HASELBACH, Germany -- When U.S. Air Force Col. Tracy L. Popey and her family purchased their vacation home in the Bavarian village of Haselbach, they had no idea of the property's history. On Feb. 16, 1945, a B-24 Liberator bomber crashed here, killing seven of the nine crew members.
Now, 68 years later, Haselbach paid tribute to the U.S. Soldiers who lost their lives in the crash, dedicating a memorial on the property in a ceremony that brought eyewitnesses and surviving family members together, July 13.
Thirteen-year-old Alfons Deser was riding his bike nearby when the plane went down. He was the first person to reach the crash site, said Johann Sykora, mayor of Haselbach.
"It never went out of his head that seven Americans died here, and he wanted to do something," said Sykora.
"He (Deser) said that even though they had been enemies, they were still comrades in arms, and he wanted to honor them," added Popey.
Deser, now an 81-year-old stone mason, and his brother Leopold, donated their skills, time and materials to create the monument that bears the names of the seven men who died in the crash.
Popey said that the village of Haselbach had wanted to place the memorial on the site for some time, but the previous owners of the property were not interested.
"When they realized that Americans owned the property now, they thought maybe they should try again," said Popey, whose family quickly agreed to let the monument be erected on their land.
With the information provided through the village, including names of the Soldiers and the date of the crash, Popey was able to obtain the official Army report of the event, which eventually led to contact with many of the surviving family members of the bomber's crew.
Retired Army Lt. Col. Ed Sherwood's uncle, 2nd Lt. Leslie Peyton Turner, served as the navigator on the doomed flight, and Sherwood made the trip from Fayetteville, Ga., to take part in the ceremony.
On behalf of the surviving family members, Sherwood presented the village of Haselbach with a certificate of appreciation to honor their "kindness and remembrance."

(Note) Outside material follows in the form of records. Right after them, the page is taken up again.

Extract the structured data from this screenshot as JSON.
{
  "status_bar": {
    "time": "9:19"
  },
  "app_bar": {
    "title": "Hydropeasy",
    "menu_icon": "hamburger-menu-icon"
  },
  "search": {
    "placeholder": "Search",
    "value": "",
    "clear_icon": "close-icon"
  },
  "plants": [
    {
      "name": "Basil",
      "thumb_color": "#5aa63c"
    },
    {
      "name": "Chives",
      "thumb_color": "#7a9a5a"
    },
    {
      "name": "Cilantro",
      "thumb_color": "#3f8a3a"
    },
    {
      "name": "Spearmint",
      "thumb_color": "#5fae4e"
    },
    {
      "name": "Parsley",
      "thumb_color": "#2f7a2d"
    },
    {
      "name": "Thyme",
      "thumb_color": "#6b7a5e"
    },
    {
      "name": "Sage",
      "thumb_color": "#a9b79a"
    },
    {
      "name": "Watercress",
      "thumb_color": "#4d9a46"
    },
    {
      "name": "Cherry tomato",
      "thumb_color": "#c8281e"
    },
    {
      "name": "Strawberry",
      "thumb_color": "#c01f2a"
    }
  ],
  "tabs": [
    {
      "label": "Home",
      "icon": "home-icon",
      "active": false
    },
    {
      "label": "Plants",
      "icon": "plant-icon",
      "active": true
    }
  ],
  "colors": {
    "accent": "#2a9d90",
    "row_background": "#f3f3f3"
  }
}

In addition, Sherwood passed on a quilt created by Anne Richmond, the daughter of machine gunner Sgt. Al Honey, who survived the crash. The quilt featured photos of the deceased, as well as letters and remembrances celebrating their lives.
"It so exceeded what we thought we'd be doing," Sherwood said. "I thought there'd be a small group, maybe a dozen or so."
Instead, the dedication included a color guard from Landstuhl, the U.S. Army Garrison Hohenfels garrison commander and command sergeant major, the local firefighter and police units, an eight-piece band, and dozens of Haselbach citizens, many of them eyewitnesses to the crash.
"It's amazing that 68 years later we can find so many people who have a direct connection to the event itself," said Popey.
Hearing the firsthand accounts was one of the highlights of the evening for Gerry Brown, whose father, Staff Sgt. Owrie Brown, was the flight engineer and the other survivor. Both survivors were blown from the plane and managed to deploy their parachutes.
"My father never talked about the war except in little bursts," Brown said, adding that he spoke to a Haselbach resident who remembered details of Owrie Brown's capture by German troops after the crash.
"This is the defining moment of my life," Brown said.
Throughout the dedication, the friendship and camaraderie between the Germans and the Americans as they honored fallen warriors together was evident as many were moved to tears.
"Over the last few days, I've gotten to talk to a number of older Germans who either took part in the war or were witnesses here," said Popey's husband, Bob. "To them, I think that this event has really been a form of healing."
"We are honored that we can have even a small part in bringing it about," he added.